In every generation, we hear the saying of grandparents, “Back in my day…”.
Our kids’ generation looks very different even from our own. With the constant and immediate connectedness that kids have today, the world is a much smaller place, that holds few secrets and wonders.
This makes me so sad on so many levels.
They have the answers, but can they solve problems?
With everything at the tip of their fingers, they think that they have the world figured out at a much younger age, and they think they know the solution to all the problems. With that being said, they are actually far less independent than we were (now I’m starting to sound REALLY old!).
With solutions at the touch of a finger, they often show far less natural initiative and responsibility too. Which is usually where we, as parents, get pissed off.
I know that it doesn’t make sense. Our role as parents is about teaching them to take that initiative, but when we watch our smart kids spend their days and nights staring at some other guy open packs of game cards or playing a video game on YouTube, I’m sorry if I can’t feel it at that moment.
Our children’s success starts with responsibility
The fact is, we need to be giving our kids more family responsibilities, then we need to step back and let them succeed (or fail). The same goes for school.
Our goal is to raise viable grownups, right? Here are 3 areas that will help them get there with exponential results:
I know that you expected this one on the list. The great thing about household chores is that they can be modified to any age. Even a 3-year-old can help around the house. It could be as simple as picking up their own toys or helping to put their clean laundry in the drawers.
With chores, the important thing is how they are presented.
We’re all in this together, and we need to work together. Helping out is part of being responsible to those around you and caring for your environment.
The skills they learn through their household chores means that they’ll know what to do when they are older and have their own place.

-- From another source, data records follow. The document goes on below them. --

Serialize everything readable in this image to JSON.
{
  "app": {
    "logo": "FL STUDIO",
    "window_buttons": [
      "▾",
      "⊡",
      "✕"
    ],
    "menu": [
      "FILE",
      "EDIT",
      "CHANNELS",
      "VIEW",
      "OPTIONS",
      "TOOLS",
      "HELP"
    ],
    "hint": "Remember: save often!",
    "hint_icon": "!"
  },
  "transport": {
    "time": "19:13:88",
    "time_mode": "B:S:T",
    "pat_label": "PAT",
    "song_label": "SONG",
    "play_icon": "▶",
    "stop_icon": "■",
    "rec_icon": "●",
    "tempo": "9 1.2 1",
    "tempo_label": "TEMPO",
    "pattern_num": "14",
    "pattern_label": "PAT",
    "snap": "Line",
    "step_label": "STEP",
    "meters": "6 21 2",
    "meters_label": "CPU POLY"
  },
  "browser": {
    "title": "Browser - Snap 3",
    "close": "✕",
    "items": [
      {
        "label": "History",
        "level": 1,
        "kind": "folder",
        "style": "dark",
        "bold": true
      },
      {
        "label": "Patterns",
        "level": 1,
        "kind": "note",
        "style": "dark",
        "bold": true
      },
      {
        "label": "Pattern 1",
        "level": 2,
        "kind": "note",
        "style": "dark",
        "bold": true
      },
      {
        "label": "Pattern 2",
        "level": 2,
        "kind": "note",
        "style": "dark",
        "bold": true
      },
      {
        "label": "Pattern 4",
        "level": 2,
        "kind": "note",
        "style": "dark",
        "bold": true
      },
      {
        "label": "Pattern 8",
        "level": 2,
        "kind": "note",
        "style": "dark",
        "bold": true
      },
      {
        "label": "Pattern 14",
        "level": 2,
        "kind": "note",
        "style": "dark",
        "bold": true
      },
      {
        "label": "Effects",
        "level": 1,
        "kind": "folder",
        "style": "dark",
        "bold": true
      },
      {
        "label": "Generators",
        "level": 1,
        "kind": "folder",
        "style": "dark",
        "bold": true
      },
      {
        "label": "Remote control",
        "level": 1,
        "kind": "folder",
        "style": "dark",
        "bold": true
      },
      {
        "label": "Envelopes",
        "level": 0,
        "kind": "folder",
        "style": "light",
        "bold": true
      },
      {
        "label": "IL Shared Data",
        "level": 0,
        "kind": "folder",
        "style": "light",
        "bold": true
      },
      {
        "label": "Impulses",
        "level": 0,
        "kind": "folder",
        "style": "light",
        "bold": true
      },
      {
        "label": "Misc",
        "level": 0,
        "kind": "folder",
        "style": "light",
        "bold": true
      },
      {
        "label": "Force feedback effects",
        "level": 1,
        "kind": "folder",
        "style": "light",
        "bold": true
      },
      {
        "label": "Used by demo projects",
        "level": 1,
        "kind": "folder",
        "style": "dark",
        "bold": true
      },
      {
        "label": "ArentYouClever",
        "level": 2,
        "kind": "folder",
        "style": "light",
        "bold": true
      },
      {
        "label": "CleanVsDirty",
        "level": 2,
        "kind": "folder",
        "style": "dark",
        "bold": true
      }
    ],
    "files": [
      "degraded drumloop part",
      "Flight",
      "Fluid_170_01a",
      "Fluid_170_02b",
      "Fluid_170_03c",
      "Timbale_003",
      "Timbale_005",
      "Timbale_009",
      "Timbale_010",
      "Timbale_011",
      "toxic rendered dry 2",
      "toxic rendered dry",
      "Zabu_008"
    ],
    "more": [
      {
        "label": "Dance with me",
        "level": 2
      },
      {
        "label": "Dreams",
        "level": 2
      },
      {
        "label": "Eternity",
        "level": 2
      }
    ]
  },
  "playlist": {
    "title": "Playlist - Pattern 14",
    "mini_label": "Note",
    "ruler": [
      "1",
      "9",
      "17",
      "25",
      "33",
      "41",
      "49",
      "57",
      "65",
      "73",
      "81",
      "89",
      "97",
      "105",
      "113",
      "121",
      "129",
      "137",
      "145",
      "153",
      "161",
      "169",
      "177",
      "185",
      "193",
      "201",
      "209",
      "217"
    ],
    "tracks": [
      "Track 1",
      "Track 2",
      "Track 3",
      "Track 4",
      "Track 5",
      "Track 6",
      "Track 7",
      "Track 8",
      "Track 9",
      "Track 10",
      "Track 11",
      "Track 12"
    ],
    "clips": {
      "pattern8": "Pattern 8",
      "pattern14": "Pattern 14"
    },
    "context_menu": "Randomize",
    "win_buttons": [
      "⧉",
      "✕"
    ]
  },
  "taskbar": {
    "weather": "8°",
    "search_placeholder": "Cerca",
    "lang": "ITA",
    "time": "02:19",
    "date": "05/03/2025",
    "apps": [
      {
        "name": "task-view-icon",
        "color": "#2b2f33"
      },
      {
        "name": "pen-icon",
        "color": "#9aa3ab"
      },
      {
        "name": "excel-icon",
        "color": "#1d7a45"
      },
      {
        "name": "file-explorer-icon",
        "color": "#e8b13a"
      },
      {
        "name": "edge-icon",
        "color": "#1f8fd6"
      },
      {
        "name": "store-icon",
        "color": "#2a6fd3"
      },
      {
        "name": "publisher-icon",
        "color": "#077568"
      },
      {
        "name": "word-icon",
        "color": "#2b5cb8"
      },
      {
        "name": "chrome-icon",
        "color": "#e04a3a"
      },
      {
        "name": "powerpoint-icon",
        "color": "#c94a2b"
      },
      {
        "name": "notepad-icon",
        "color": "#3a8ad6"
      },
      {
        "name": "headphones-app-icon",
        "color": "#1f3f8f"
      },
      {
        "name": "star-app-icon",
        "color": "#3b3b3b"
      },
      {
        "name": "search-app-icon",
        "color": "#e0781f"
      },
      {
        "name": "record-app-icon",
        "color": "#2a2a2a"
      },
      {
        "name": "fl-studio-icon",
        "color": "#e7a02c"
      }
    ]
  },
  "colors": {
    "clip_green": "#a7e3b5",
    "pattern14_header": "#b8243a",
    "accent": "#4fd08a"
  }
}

When my kids were learning to read, or when they had trouble with a certain subject in school, I was at their side to help them. Once they got the reading thing down though, my help with schoolwork declined.
Our kids get homework at their grade level. If the assignments are truly too difficult for them to do, it’s something to discuss with the teacher as more support may be necessary.
I am a big believer that kids will rise to the occasion and expectation. If we show them that we are on hand to help them everytime the work gets hard, they will have limited problem-solving skills going forward. They may not get the best grade in the class, but their grades will reflect what they are actually capable of, which will help us and their teachers know how best to support them.
I stand behind my kids’ teachers (even when I don’t like them!)
I am also a strong believer in the importance of standing behind my kids’ teachers. I don’t always agree with them. Hell, I don’t always like them, but that is between the grownups.
When my kids don’t do their homework, they have to deal with the consequences. I stand behind the teacher and do NOT send a note excusing my kid because he only remembered he had a project as soon as bedtime hit and devices had to be put away.
Something you should know about me – I am not a lover of homework. I feel like our kids spend so much time in school already, they should have the opportunity to unwind and actually be kids. As adults, we hate bringing work home with us. Why are kids any different? Plus, they learn so much more from playing and social interaction anyway. But enough ranting on my part.
That being said, we chose schools that give homework. We made that choice, so we stand behind the teachers that give it and the consequences that are given when one of our kids doesn’t meet his responsibilities.
3. Getting around on their own
As our kids get older and are able to go to their friends’ houses on their own steam, their world changes. There is a tremendous pride in kids when their grownups show that they trust them to go places on their own. Even if the place they’re going is only 2 blocks away.
I can still remember the first time I walked with my older sister to the bakery that was around the corner from my house. We had to cross 1 street and it was a BIG deal! I was little. My eye level was the glass case where they kept the chocolate dipped sprinkle cookies. It was perfect! My grandmother trusted us to go to the store and get a few things. They knew us there because my grandmother always brought us with her, so we always got a free cookie. Yummy! When we walked home that day, covered in chocolate, we were so happy that we got to do something to help our Bubby. Little did we know, her plan all along was to give us this great opportunity to feel like we were helpful and contributing. Her plan was a smashing success!
Public transit rocks!
Once our kids get older and they can venture further, teaching them how the bus and subway system work is like giving them a golden pass. They have to figure out how to get where they’re going and they have to pay attention to schedules. The world really opens up to them and they are able to feel like they are in control of their lives. For teens and young adults, it shows them that they can rely on themselves to get anything done. They don’t have to wait for someone to take them where they want to go.
With all these things, they may do beautifully or they may fail. They may not load the dishwasher the way you would. They may fail a homework assignment or forget to study for a test. They may get on the wrong bus and have to find a different route home.
But think of how much those failures will teach them. Probably a hell of a lot more than the successes ever will.